-- DATA RECORDS follows --
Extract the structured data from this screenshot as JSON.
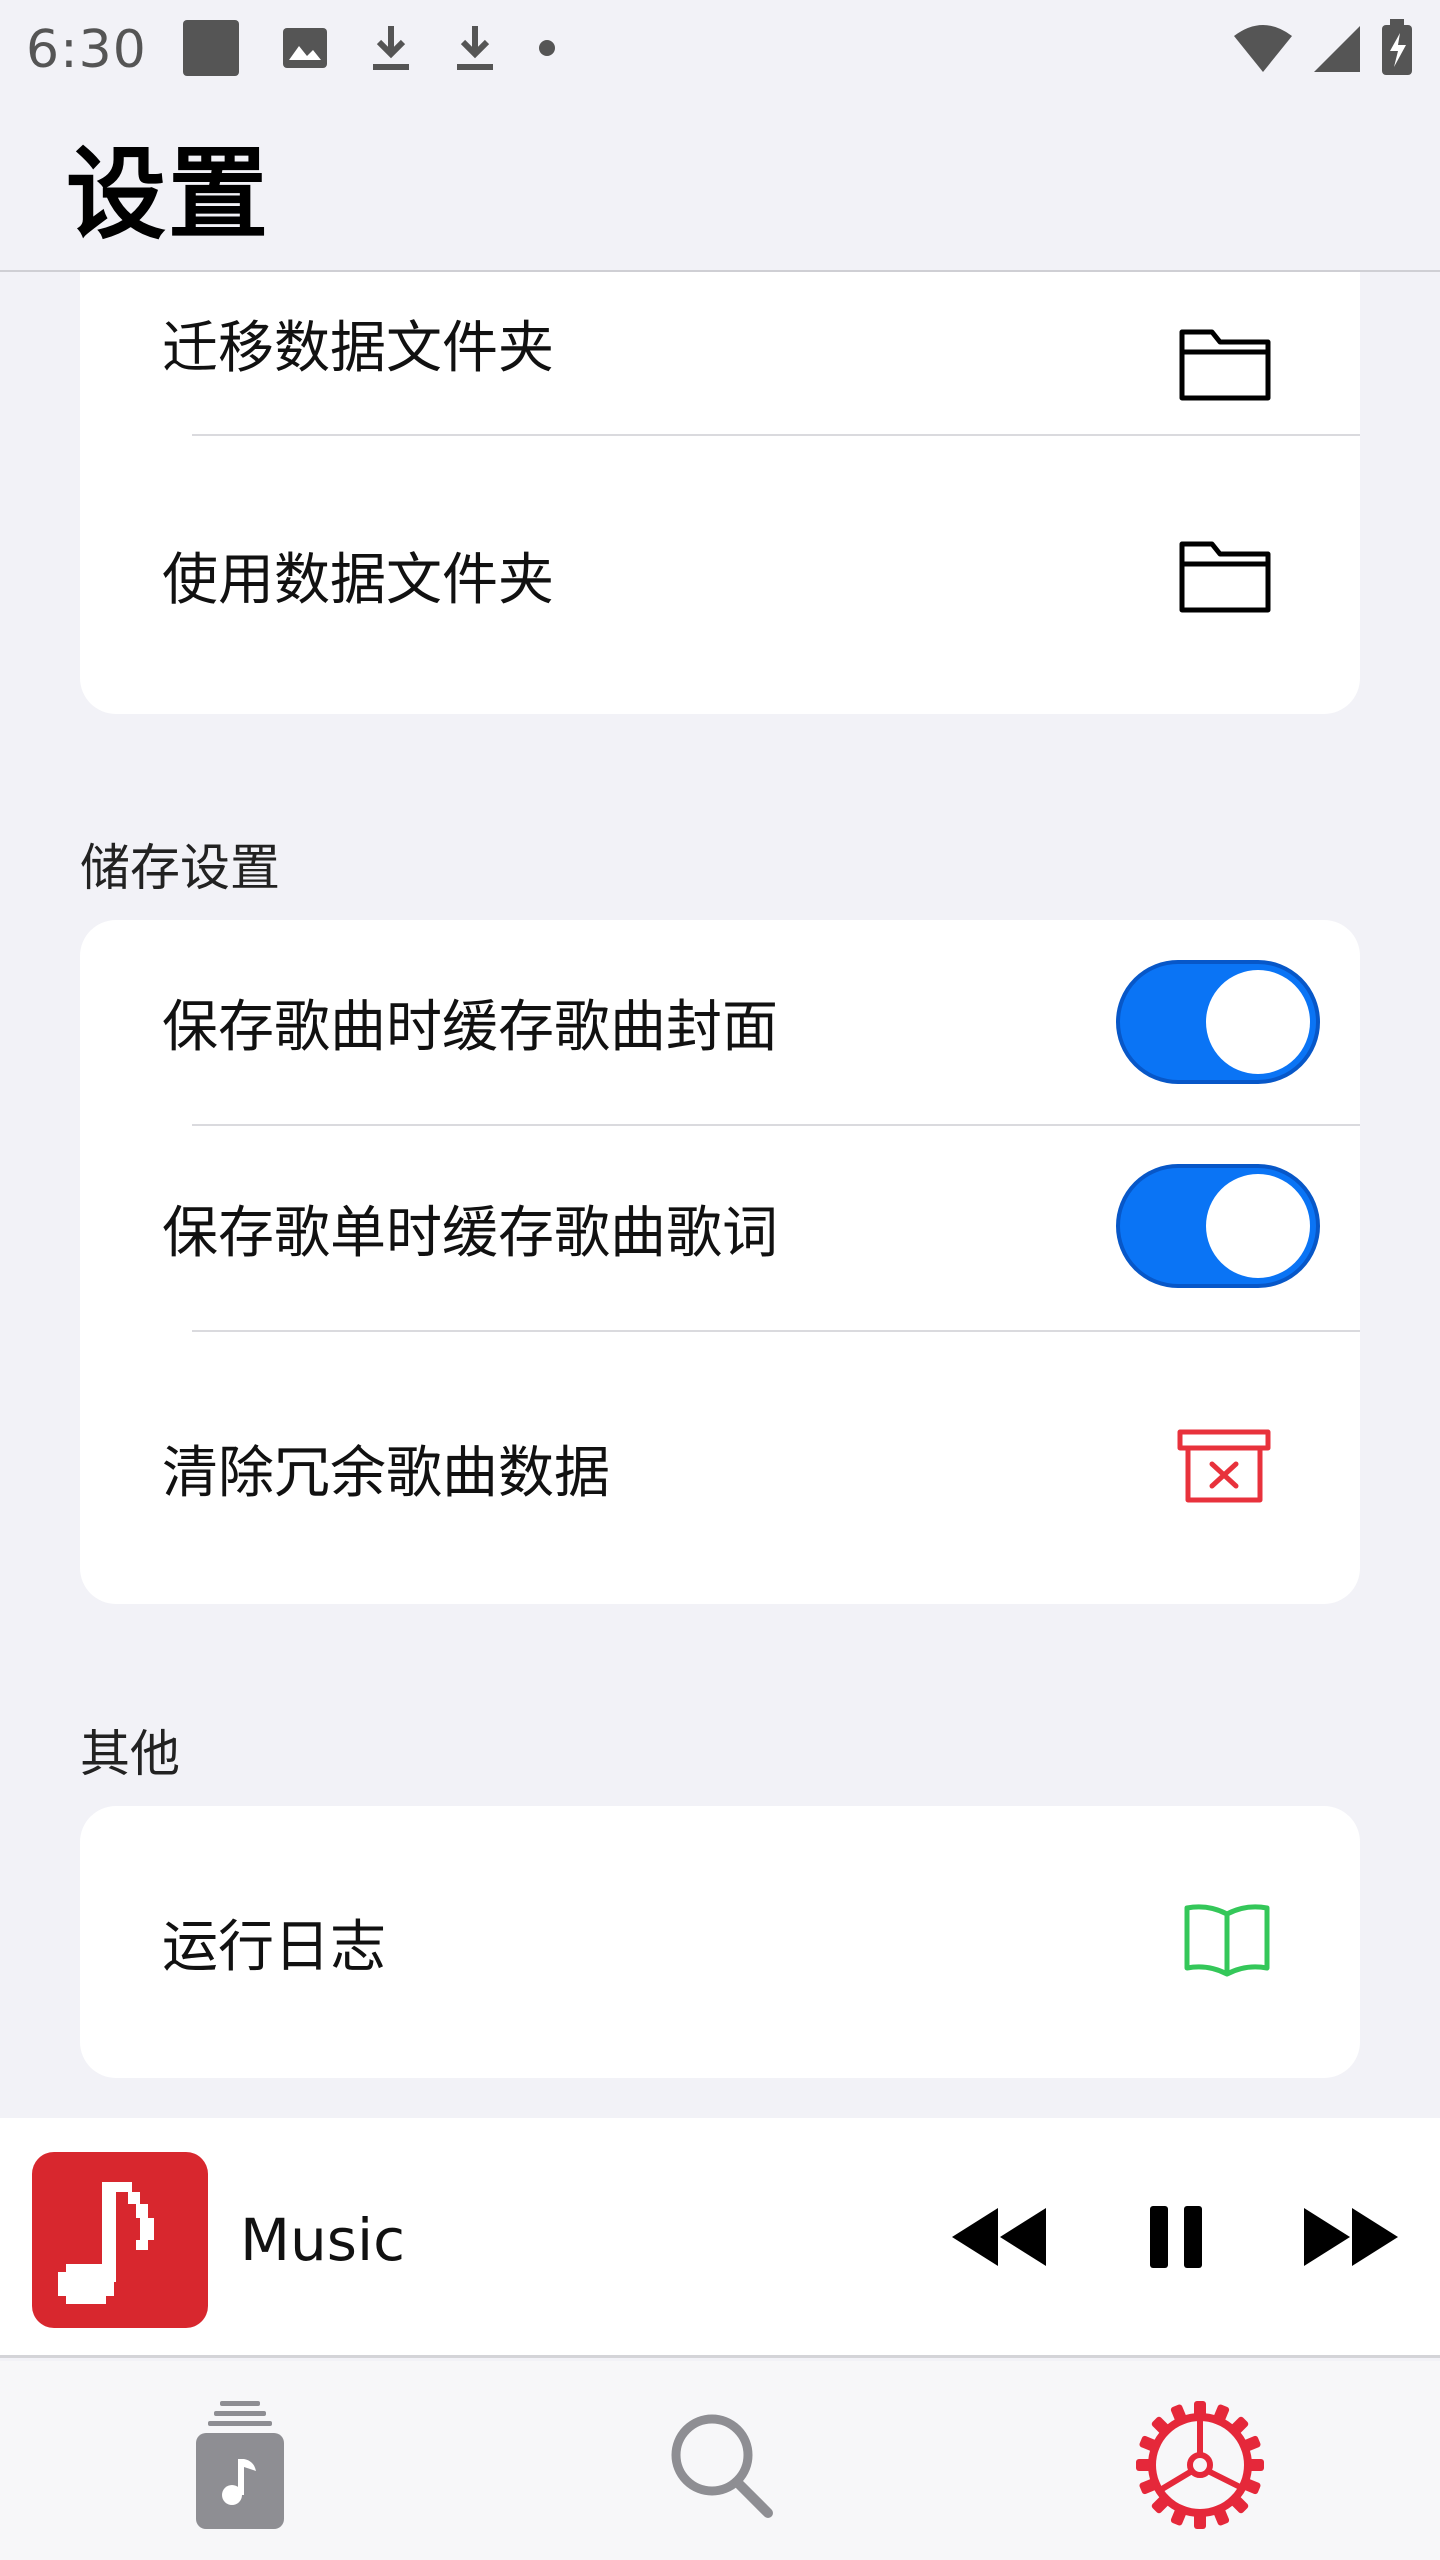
{
  "status_bar": {
    "time": "6:30"
  },
  "header": {
    "title": "设置"
  },
  "data_folder_card": {
    "rows": [
      {
        "label": "迁移数据文件夹",
        "icon": "folder-icon"
      },
      {
        "label": "使用数据文件夹",
        "icon": "folder-icon"
      }
    ]
  },
  "storage_section": {
    "title": "储存设置",
    "rows": [
      {
        "label": "保存歌曲时缓存歌曲封面",
        "toggle": true
      },
      {
        "label": "保存歌单时缓存歌曲歌词",
        "toggle": true
      },
      {
        "label": "清除冗余歌曲数据",
        "icon": "trash-x-icon"
      }
    ]
  },
  "other_section": {
    "title": "其他",
    "rows": [
      {
        "label": "运行日志",
        "icon": "book-icon"
      }
    ]
  },
  "player": {
    "track_title": "Music"
  },
  "tab_bar": {
    "tabs": [
      {
        "icon": "library-icon",
        "active": false
      },
      {
        "icon": "search-icon",
        "active": false
      },
      {
        "icon": "settings-icon",
        "active": true
      }
    ]
  },
  "colors": {
    "accent": "#0a74f5",
    "danger": "#e8323c",
    "success": "#34c759",
    "active_tab": "#e5283a",
    "background": "#f2f2f7"
  }
}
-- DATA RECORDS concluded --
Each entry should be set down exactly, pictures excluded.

Extract the structured data from this screenshot as JSON.
{
  "status_bar": {
    "time": "6:30"
  },
  "header": {
    "title": "设置"
  },
  "data_folder_card": {
    "rows": [
      {
        "label": "迁移数据文件夹",
        "icon": "folder-icon"
      },
      {
        "label": "使用数据文件夹",
        "icon": "folder-icon"
      }
    ]
  },
  "storage_section": {
    "title": "储存设置",
    "rows": [
      {
        "label": "保存歌曲时缓存歌曲封面",
        "toggle": true
      },
      {
        "label": "保存歌单时缓存歌曲歌词",
        "toggle": true
      },
      {
        "label": "清除冗余歌曲数据",
        "icon": "trash-x-icon"
      }
    ]
  },
  "other_section": {
    "title": "其他",
    "rows": [
      {
        "label": "运行日志",
        "icon": "book-icon"
      }
    ]
  },
  "player": {
    "track_title": "Music"
  },
  "tab_bar": {
    "tabs": [
      {
        "icon": "library-icon",
        "active": false
      },
      {
        "icon": "search-icon",
        "active": false
      },
      {
        "icon": "settings-icon",
        "active": true
      }
    ]
  },
  "colors": {
    "accent": "#0a74f5",
    "danger": "#e8323c",
    "success": "#34c759",
    "active_tab": "#e5283a",
    "background": "#f2f2f7"
  }
}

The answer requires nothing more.